Problem details.
Can you quote exactly the stretch of lines from the one with "Transcribe this image's" through the final line of the material, both ends included?
= = = = =
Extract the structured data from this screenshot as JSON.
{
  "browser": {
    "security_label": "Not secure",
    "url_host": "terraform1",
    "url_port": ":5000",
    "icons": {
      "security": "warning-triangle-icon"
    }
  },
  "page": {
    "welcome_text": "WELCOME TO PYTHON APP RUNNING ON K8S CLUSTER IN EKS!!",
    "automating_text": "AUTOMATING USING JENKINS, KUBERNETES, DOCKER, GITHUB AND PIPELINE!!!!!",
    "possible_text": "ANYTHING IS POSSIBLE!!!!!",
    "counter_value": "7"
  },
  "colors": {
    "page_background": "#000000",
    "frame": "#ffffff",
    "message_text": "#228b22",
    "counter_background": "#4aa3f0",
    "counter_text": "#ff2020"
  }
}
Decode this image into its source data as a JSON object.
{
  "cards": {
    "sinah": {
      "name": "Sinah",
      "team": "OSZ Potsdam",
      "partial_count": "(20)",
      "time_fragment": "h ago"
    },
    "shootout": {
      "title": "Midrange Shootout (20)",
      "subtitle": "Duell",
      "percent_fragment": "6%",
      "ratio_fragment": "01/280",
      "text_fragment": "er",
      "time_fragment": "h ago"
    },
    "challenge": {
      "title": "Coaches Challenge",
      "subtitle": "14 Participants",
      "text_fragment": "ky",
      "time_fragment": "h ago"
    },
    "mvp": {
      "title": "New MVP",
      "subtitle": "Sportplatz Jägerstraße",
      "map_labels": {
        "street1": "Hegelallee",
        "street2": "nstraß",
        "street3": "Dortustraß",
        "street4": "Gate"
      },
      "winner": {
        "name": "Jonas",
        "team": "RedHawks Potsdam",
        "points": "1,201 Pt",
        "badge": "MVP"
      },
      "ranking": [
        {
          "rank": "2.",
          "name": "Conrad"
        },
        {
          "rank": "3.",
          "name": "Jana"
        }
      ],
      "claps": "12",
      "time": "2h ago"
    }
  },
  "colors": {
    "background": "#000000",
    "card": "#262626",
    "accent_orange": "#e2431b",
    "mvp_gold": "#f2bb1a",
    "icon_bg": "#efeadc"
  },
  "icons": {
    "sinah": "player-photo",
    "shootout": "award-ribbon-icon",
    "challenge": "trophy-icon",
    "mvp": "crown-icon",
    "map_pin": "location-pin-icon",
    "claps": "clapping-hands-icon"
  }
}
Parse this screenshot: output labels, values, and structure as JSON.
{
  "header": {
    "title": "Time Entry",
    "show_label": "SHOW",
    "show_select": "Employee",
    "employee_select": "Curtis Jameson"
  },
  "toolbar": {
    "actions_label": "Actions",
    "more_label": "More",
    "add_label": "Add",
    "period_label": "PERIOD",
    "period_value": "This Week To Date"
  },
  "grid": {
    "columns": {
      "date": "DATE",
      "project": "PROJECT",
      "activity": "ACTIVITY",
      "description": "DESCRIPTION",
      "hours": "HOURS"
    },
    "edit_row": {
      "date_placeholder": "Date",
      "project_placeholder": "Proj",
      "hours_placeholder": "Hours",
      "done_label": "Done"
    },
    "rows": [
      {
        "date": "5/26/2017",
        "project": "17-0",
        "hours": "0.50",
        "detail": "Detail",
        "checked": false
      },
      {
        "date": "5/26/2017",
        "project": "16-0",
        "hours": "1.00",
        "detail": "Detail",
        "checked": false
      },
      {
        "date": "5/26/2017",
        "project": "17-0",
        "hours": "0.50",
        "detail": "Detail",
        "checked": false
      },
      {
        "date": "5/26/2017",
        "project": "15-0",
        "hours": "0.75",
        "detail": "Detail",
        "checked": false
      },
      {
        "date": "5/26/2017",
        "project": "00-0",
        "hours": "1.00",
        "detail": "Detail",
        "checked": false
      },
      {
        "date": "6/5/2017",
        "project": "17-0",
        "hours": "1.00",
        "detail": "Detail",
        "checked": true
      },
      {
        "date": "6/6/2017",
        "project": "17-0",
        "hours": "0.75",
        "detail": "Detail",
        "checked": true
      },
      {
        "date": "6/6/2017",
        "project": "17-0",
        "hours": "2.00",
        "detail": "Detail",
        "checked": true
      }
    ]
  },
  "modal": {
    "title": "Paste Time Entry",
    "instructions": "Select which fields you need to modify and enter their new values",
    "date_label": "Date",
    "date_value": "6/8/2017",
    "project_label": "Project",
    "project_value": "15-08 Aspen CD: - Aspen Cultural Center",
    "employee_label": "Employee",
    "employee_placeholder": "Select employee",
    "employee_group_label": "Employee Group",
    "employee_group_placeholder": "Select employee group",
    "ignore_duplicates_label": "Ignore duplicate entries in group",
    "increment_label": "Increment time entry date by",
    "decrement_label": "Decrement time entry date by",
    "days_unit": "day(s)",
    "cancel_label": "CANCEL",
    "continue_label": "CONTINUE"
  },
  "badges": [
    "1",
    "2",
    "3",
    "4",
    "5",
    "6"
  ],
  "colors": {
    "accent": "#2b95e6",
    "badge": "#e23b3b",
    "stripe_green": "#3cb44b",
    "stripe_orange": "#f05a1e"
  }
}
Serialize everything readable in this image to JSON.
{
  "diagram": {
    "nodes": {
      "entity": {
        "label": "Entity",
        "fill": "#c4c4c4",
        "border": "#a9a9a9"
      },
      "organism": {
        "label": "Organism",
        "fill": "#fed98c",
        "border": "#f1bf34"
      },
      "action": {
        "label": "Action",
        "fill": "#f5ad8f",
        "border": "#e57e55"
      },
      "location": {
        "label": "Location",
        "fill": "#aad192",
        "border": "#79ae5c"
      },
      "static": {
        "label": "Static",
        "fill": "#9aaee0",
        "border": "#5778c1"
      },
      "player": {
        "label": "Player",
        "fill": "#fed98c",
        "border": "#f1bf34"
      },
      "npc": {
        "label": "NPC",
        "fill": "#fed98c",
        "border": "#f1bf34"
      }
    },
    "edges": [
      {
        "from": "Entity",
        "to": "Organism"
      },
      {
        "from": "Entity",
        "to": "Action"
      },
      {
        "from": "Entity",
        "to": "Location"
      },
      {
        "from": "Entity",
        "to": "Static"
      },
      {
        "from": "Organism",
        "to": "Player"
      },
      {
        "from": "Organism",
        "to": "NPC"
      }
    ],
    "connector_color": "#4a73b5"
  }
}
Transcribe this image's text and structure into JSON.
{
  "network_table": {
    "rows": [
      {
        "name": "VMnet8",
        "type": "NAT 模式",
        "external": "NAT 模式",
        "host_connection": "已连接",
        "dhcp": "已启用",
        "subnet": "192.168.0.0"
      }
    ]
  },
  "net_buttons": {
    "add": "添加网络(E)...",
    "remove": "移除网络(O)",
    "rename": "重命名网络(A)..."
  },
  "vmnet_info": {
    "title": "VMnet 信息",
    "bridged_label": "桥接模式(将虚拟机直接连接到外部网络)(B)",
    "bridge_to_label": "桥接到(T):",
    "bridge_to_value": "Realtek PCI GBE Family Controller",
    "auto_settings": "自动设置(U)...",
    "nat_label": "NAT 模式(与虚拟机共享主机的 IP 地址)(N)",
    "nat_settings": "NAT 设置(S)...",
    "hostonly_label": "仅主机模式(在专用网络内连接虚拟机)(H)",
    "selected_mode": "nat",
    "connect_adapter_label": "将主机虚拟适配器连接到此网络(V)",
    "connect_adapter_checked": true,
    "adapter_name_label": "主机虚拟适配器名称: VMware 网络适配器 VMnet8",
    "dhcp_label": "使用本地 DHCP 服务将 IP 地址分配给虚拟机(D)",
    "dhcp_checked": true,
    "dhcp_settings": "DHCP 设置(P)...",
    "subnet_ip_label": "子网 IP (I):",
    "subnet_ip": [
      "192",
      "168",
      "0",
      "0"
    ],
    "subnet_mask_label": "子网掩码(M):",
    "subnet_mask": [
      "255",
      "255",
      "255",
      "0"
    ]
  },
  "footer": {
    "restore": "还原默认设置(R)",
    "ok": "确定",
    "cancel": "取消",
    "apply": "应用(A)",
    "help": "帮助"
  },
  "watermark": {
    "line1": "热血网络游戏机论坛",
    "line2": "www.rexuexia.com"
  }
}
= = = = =
Task solution.
Transcribe this image's text and structure into JSON.
{
  "network_table": {
    "rows": [
      {
        "name": "VMnet8",
        "type": "NAT 模式",
        "external": "NAT 模式",
        "host_connection": "已连接",
        "dhcp": "已启用",
        "subnet": "192.168.0.0"
      }
    ]
  },
  "net_buttons": {
    "add": "添加网络(E)...",
    "remove": "移除网络(O)",
    "rename": "重命名网络(A)..."
  },
  "vmnet_info": {
    "title": "VMnet 信息",
    "bridged_label": "桥接模式(将虚拟机直接连接到外部网络)(B)",
    "bridge_to_label": "桥接到(T):",
    "bridge_to_value": "Realtek PCI GBE Family Controller",
    "auto_settings": "自动设置(U)...",
    "nat_label": "NAT 模式(与虚拟机共享主机的 IP 地址)(N)",
    "nat_settings": "NAT 设置(S)...",
    "hostonly_label": "仅主机模式(在专用网络内连接虚拟机)(H)",
    "selected_mode": "nat",
    "connect_adapter_label": "将主机虚拟适配器连接到此网络(V)",
    "connect_adapter_checked": true,
    "adapter_name_label": "主机虚拟适配器名称: VMware 网络适配器 VMnet8",
    "dhcp_label": "使用本地 DHCP 服务将 IP 地址分配给虚拟机(D)",
    "dhcp_checked": true,
    "dhcp_settings": "DHCP 设置(P)...",
    "subnet_ip_label": "子网 IP (I):",
    "subnet_ip": [
      "192",
      "168",
      "0",
      "0"
    ],
    "subnet_mask_label": "子网掩码(M):",
    "subnet_mask": [
      "255",
      "255",
      "255",
      "0"
    ]
  },
  "footer": {
    "restore": "还原默认设置(R)",
    "ok": "确定",
    "cancel": "取消",
    "apply": "应用(A)",
    "help": "帮助"
  },
  "watermark": {
    "line1": "热血网络游戏机论坛",
    "line2": "www.rexuexia.com"
  }
}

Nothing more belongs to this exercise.